The evening began with an excellent talk by Dr. Richard Barnett about the lost spas and healing wells of London. Hope may Spring Eternal, but I was mostly grateful that now is not then, and we are not (at least, we think,) consuming at least a portion of our own waste in the water we drink.

Richard’s talk drew from his book ‘Medical London,’ a recent favourite of mine, and a book meant not only to be read with delight but to be used as a treasure-hunter’s map for those interested in the history of medicine as it pertains to our multi-faceted city.
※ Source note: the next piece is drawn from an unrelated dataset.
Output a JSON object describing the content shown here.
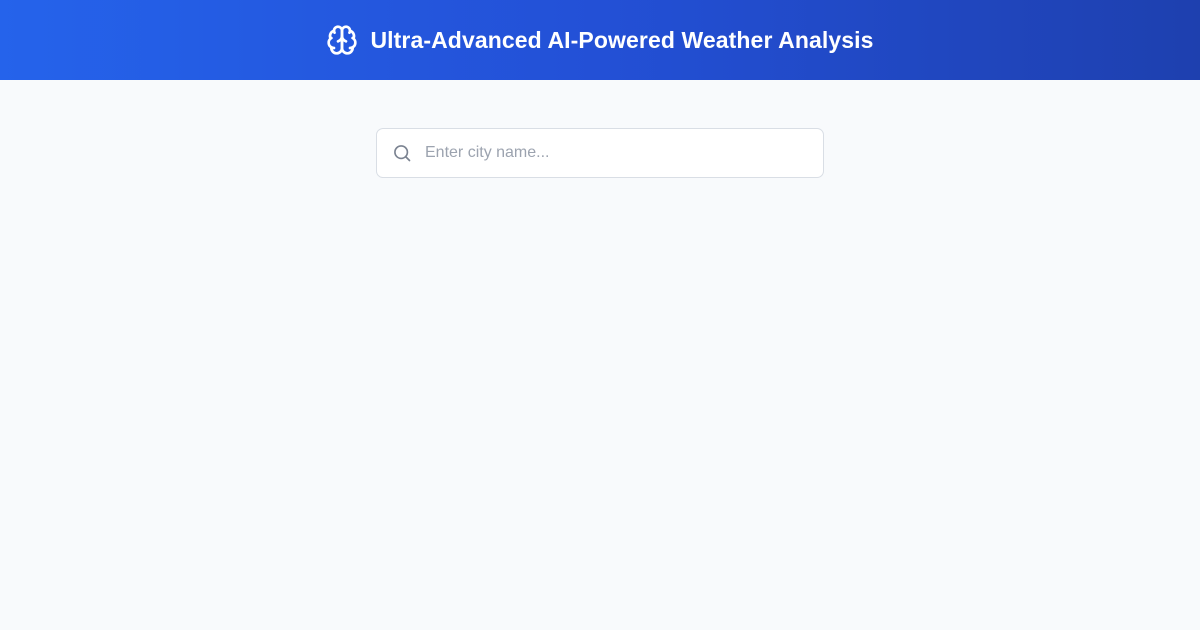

The Medical London website has a smattering of videos describing certain walks discussed in the book: the book is a gorgeous boxed set including essays, a gazetteer, and map-pamphlets of walks so you can guide yourself through the history of our ‘Sick City.’ Medical London could not be a more perfect read for those interested in history, medicine, and/or London.

Questions on Genre

Thanks, Summer, for pointing out this really interesting interview with Lee Gutkind on Creative Nonfiction. It is a healthy reminder of how many challenges the genre has gone through to earn a respected place, especially in academia. Though I think there is a good point in that readers have been reading creative nonfiction anyway, it just may not have been going by that name. I tend to think of it as ‘good, true stories,’ or maybe ‘travel writing,’ or ‘nature writing…’ genres blur quickly.

It also strikes me that ‘creative nonfiction’ never seemed new or unusual to me when I completed the excellent BA in English with a focus in Creative Writing at Randolph-Macon Woman’s College (now Randolph College,) perhaps because our skilled professors were (and are) talented and published in a variety of genres, including novels, poetry, and environmental (creative) nonfiction.

Sue Guiney's book 'Dreams of May' is a poetry play.

That, coupled with my predisposition for doing what I pleased (from birth: my mother will attest,) meant I didn’t question genre too closely when writing. I do remember being absolutely certain, as an undergrad, that I could and would write poetry and creative nonfiction, but that I needed to stay away from fiction as I was rubbish at it, especially dialogue. And now I’m working on a third novel manuscript. These things take time.

While the aforementioned manuscript is under critique and before I delve into serious revision, I’m working on a different project, and I’m not quite sure what it is yet. Poems, dialogue, and narrative are all coming out around a particular theme in (surprise,) the history of science. There is a clear story, and distinctive characters, as well as a lot of strong imagery and tone. There is also a very specific setting, certain artwork and a particular music album that is influencing the writing. I wish I could weave something that employed all of these (though I don’t know about copyright permissions!) It almost feels like a play; a performance. I know so little about any of these (besides reading a lot of Shakespeare in Uni,) that I don’t quite know what to do with the material. For now, I’m writing. We’ll see where it goes…

My friend Sue Guiney has written a novel as well as a poetry play. She also works with a charity that puts on plays. Multi-genre talents!

 So, dear readers, I would appreciate your thoughts. What genre(s) are you writing in? Do you feel you can write in some but not others? Have you moved around or are you a devoted poet, novelist…What about cross-genre writing? A play in poetry, or a novel with poems in it? An entire verse novel? A sequence that can be read/performed but also works as a book?

‘New Fairy Tales’ for Spring

New Fairy Tales is a free, online magazine that enchants and intrigues.

Even the music on the youtube trailer inspires Hansel-and-Gretel butterflies.

But ladybirds, not butterflies, have made it into Issue 5 of New Fairy Tales, in the form of a new and very different poem of mine — and I’m delighted to have been selected for the lovely publication. Read ‘An Ambivalence of Ladybirds’ on page 36.

Do have a look and read through New Fairy Tales. ‘It was greatly enjoyed by all who fell under its spell…’